Quia's educational package starts at $49 per year for an individual instructor, with group discounts available. That'll exclude it from the webtools site but you can sign up for a 30-day free trial to decide if Quia is for you.

QuizCenter from DiscoveryEducation is a free online quiz maker with plenty of features, but there's no way to test it without diving in. To get started, you'll need to register with the My Discovery site and set up a Custom Classroom. Registration, however, enable a variety of privacy settings so quiz pages can be password protected for access only by individuals or user-defined groups within the online classroom. "After a student fills out the quiz form and submits her answers, Quiz Center checks the answers against your answer key, determines which answers are correct, and tallies the total score. Within seconds it produces a page that shows the results or, if you prefer, e-mails the results to you."

This is a very good free service, no question. My largest quibble is that I found the site navigation less than intuitive -- stray off the QuizCenter path and it's not always easy to find your way back there from the pages that promote DiscoveryEducation's other (commercial) products. To save time, you might want to bookmark.

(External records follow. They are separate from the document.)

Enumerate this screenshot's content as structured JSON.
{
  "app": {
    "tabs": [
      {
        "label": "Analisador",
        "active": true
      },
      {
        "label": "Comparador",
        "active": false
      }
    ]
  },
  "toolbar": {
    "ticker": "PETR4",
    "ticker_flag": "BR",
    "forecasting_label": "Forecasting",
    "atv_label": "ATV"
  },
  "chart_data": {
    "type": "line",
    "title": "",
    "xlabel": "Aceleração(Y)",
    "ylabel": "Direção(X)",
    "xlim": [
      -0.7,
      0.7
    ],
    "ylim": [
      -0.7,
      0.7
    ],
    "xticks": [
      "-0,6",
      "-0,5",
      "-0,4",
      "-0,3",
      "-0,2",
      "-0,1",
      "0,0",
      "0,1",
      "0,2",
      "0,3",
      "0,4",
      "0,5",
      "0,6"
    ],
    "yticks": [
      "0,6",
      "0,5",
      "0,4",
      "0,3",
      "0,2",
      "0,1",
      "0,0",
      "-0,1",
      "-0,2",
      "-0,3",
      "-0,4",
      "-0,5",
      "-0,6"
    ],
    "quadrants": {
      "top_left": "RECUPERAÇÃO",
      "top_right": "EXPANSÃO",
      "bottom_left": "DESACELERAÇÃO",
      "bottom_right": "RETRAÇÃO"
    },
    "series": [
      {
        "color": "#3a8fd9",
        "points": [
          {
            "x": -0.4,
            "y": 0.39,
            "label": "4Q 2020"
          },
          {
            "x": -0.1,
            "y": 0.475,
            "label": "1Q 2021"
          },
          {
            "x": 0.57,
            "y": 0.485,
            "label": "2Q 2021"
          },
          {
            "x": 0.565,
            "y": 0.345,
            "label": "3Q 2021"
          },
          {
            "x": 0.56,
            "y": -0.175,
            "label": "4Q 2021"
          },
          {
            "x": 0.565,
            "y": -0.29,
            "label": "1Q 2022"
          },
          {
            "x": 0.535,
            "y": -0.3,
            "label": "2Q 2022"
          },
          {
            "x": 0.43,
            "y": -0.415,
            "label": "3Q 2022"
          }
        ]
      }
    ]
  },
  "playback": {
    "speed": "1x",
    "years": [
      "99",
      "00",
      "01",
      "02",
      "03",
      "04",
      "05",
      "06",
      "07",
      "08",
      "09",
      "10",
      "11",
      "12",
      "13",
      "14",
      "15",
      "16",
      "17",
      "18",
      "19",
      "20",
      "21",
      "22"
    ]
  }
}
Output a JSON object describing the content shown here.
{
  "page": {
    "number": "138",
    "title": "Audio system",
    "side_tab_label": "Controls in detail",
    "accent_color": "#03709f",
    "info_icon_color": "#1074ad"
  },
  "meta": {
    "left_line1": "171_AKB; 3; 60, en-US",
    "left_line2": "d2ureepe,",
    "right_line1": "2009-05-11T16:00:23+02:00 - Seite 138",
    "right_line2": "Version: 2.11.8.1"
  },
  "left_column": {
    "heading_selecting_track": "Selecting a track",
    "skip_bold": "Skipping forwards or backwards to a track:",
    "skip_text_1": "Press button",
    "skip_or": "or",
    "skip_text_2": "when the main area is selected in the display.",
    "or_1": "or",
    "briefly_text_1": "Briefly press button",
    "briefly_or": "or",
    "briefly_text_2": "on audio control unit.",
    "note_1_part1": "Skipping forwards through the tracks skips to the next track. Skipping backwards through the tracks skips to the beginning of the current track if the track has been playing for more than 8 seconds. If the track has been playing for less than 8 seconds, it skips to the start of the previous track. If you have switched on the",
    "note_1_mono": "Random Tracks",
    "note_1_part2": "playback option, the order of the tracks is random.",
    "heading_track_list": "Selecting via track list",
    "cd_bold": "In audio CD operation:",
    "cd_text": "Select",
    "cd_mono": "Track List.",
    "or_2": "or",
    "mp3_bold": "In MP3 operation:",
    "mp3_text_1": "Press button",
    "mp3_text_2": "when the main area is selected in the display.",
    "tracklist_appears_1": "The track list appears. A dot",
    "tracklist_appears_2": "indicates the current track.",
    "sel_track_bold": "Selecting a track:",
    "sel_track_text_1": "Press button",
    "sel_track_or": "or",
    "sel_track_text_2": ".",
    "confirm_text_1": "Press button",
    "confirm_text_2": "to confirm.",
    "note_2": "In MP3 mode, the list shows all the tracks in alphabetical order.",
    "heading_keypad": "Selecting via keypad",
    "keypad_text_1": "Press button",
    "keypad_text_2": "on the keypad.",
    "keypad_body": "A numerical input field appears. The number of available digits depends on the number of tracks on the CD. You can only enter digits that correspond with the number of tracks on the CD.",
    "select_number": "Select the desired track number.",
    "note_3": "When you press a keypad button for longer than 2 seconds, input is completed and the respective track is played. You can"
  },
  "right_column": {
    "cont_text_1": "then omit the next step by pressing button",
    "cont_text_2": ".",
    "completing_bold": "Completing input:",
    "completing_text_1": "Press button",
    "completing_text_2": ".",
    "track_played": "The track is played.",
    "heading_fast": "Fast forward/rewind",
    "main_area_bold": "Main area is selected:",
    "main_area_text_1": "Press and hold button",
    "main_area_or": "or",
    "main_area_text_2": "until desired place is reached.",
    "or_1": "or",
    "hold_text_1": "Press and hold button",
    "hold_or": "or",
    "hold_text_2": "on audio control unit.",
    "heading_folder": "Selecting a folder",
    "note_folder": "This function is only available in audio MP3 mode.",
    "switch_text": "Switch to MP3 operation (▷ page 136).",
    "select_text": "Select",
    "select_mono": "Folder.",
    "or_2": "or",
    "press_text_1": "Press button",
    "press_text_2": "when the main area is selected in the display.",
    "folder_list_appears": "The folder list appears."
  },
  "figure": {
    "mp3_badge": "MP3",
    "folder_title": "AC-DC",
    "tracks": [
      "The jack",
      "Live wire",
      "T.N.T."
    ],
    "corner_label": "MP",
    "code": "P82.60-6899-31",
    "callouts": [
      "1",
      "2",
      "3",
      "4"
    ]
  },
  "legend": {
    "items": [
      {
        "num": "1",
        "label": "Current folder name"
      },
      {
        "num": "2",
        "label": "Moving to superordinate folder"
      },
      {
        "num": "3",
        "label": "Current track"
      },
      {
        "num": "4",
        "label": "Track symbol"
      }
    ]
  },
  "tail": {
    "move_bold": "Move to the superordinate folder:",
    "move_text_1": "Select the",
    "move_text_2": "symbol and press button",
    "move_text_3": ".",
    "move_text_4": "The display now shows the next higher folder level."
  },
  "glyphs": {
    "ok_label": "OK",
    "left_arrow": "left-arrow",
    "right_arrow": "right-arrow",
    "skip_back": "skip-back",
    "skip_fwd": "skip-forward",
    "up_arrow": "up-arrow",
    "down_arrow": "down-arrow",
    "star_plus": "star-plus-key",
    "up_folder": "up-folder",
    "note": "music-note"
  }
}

QuizStar from lets you create unlimited quizzes in multiple formats and different languages, and to include multimedia files as well as images. Set start and end times, privacy levels, and whether you want to show the correct answers when students review the quiz after taking it. Quizzes are graded automatically, and the results can be reported by class, student, question, etc. You can choose to save the reports online, print them, or download as an Excel file. For ease of use, flexibility, and privacy, educators could do worse than give this tool a test drive, though it might be less useful to other organizations with a more public agenda.

QuizStar offers a 60-day free trial, but the service itself requires a subscription so it is only really eligible for inclusion if you can fir what you want to do in those couple of months! Still, worth a try!

This information has been provided by Wild Apricot, a non-profit organsational web site tool that is featured on the webtools site.